Exercise prompt — Once you have read the entries, copy all of them exactly.

........

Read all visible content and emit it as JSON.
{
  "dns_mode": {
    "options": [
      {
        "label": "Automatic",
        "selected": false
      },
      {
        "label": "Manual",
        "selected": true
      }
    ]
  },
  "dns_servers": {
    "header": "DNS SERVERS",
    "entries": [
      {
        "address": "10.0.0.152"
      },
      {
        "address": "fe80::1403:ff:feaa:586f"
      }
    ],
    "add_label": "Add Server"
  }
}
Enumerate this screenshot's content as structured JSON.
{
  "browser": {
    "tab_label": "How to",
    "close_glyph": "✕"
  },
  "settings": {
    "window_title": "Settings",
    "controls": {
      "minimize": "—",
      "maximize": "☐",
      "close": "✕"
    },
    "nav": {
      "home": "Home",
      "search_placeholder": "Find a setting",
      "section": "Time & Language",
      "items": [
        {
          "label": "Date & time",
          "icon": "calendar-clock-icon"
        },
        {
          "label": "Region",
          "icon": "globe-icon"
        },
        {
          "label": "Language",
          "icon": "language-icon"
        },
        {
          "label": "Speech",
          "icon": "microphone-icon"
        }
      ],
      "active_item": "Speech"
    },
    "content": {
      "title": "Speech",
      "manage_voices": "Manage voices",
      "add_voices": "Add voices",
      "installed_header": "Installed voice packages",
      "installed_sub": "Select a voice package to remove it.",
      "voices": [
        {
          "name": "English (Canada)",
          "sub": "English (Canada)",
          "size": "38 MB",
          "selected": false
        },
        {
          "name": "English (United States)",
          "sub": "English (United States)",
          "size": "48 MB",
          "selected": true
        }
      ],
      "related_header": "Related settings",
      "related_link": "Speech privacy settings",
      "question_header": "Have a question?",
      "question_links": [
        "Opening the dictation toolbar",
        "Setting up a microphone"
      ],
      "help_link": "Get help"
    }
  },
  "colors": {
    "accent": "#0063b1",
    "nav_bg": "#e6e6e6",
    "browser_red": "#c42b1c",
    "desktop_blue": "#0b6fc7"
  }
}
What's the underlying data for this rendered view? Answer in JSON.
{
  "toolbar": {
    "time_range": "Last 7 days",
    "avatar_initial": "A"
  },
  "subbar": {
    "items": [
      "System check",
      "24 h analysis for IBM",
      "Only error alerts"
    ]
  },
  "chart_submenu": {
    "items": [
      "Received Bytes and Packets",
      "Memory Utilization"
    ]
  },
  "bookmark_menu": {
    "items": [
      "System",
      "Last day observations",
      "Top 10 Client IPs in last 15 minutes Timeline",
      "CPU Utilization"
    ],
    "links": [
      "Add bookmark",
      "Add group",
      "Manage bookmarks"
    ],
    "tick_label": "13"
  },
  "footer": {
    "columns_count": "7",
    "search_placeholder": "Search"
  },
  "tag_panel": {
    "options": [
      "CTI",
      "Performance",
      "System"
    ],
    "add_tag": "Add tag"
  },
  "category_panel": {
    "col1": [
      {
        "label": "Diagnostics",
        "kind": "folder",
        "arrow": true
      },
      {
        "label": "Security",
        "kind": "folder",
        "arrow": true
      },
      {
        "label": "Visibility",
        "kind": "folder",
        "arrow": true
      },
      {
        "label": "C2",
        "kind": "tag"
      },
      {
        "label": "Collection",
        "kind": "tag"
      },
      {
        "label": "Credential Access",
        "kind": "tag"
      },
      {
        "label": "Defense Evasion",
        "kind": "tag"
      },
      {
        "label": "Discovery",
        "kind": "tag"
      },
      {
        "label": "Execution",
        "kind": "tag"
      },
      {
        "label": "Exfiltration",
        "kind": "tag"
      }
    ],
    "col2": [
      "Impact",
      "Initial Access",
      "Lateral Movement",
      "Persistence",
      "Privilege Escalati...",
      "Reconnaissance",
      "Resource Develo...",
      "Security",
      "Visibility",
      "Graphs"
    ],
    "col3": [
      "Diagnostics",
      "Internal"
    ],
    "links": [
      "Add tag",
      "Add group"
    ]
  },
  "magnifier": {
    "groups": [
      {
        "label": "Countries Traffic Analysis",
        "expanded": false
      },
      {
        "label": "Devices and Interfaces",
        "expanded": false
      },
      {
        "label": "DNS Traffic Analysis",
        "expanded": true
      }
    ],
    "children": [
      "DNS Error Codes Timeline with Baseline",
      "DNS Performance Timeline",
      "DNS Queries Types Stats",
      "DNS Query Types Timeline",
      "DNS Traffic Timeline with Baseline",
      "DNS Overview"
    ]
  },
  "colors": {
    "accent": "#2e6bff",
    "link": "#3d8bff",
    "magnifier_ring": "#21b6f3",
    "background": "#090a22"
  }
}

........

Exercise solution —
Read all visible content and emit it as JSON.
{
  "dns_mode": {
    "options": [
      {
        "label": "Automatic",
        "selected": false
      },
      {
        "label": "Manual",
        "selected": true
      }
    ]
  },
  "dns_servers": {
    "header": "DNS SERVERS",
    "entries": [
      {
        "address": "10.0.0.152"
      },
      {
        "address": "fe80::1403:ff:feaa:586f"
      }
    ],
    "add_label": "Add Server"
  }
}
Enumerate this screenshot's content as structured JSON.
{
  "browser": {
    "tab_label": "How to",
    "close_glyph": "✕"
  },
  "settings": {
    "window_title": "Settings",
    "controls": {
      "minimize": "—",
      "maximize": "☐",
      "close": "✕"
    },
    "nav": {
      "home": "Home",
      "search_placeholder": "Find a setting",
      "section": "Time & Language",
      "items": [
        {
          "label": "Date & time",
          "icon": "calendar-clock-icon"
        },
        {
          "label": "Region",
          "icon": "globe-icon"
        },
        {
          "label": "Language",
          "icon": "language-icon"
        },
        {
          "label": "Speech",
          "icon": "microphone-icon"
        }
      ],
      "active_item": "Speech"
    },
    "content": {
      "title": "Speech",
      "manage_voices": "Manage voices",
      "add_voices": "Add voices",
      "installed_header": "Installed voice packages",
      "installed_sub": "Select a voice package to remove it.",
      "voices": [
        {
          "name": "English (Canada)",
          "sub": "English (Canada)",
          "size": "38 MB",
          "selected": false
        },
        {
          "name": "English (United States)",
          "sub": "English (United States)",
          "size": "48 MB",
          "selected": true
        }
      ],
      "related_header": "Related settings",
      "related_link": "Speech privacy settings",
      "question_header": "Have a question?",
      "question_links": [
        "Opening the dictation toolbar",
        "Setting up a microphone"
      ],
      "help_link": "Get help"
    }
  },
  "colors": {
    "accent": "#0063b1",
    "nav_bg": "#e6e6e6",
    "browser_red": "#c42b1c",
    "desktop_blue": "#0b6fc7"
  }
}
What's the underlying data for this rendered view? Answer in JSON.
{
  "toolbar": {
    "time_range": "Last 7 days",
    "avatar_initial": "A"
  },
  "subbar": {
    "items": [
      "System check",
      "24 h analysis for IBM",
      "Only error alerts"
    ]
  },
  "chart_submenu": {
    "items": [
      "Received Bytes and Packets",
      "Memory Utilization"
    ]
  },
  "bookmark_menu": {
    "items": [
      "System",
      "Last day observations",
      "Top 10 Client IPs in last 15 minutes Timeline",
      "CPU Utilization"
    ],
    "links": [
      "Add bookmark",
      "Add group",
      "Manage bookmarks"
    ],
    "tick_label": "13"
  },
  "footer": {
    "columns_count": "7",
    "search_placeholder": "Search"
  },
  "tag_panel": {
    "options": [
      "CTI",
      "Performance",
      "System"
    ],
    "add_tag": "Add tag"
  },
  "category_panel": {
    "col1": [
      {
        "label": "Diagnostics",
        "kind": "folder",
        "arrow": true
      },
      {
        "label": "Security",
        "kind": "folder",
        "arrow": true
      },
      {
        "label": "Visibility",
        "kind": "folder",
        "arrow": true
      },
      {
        "label": "C2",
        "kind": "tag"
      },
      {
        "label": "Collection",
        "kind": "tag"
      },
      {
        "label": "Credential Access",
        "kind": "tag"
      },
      {
        "label": "Defense Evasion",
        "kind": "tag"
      },
      {
        "label": "Discovery",
        "kind": "tag"
      },
      {
        "label": "Execution",
        "kind": "tag"
      },
      {
        "label": "Exfiltration",
        "kind": "tag"
      }
    ],
    "col2": [
      "Impact",
      "Initial Access",
      "Lateral Movement",
      "Persistence",
      "Privilege Escalati...",
      "Reconnaissance",
      "Resource Develo...",
      "Security",
      "Visibility",
      "Graphs"
    ],
    "col3": [
      "Diagnostics",
      "Internal"
    ],
    "links": [
      "Add tag",
      "Add group"
    ]
  },
  "magnifier": {
    "groups": [
      {
        "label": "Countries Traffic Analysis",
        "expanded": false
      },
      {
        "label": "Devices and Interfaces",
        "expanded": false
      },
      {
        "label": "DNS Traffic Analysis",
        "expanded": true
      }
    ],
    "children": [
      "DNS Error Codes Timeline with Baseline",
      "DNS Performance Timeline",
      "DNS Queries Types Stats",
      "DNS Query Types Timeline",
      "DNS Traffic Timeline with Baseline",
      "DNS Overview"
    ]
  },
  "colors": {
    "accent": "#2e6bff",
    "link": "#3d8bff",
    "magnifier_ring": "#21b6f3",
    "background": "#090a22"
  }
}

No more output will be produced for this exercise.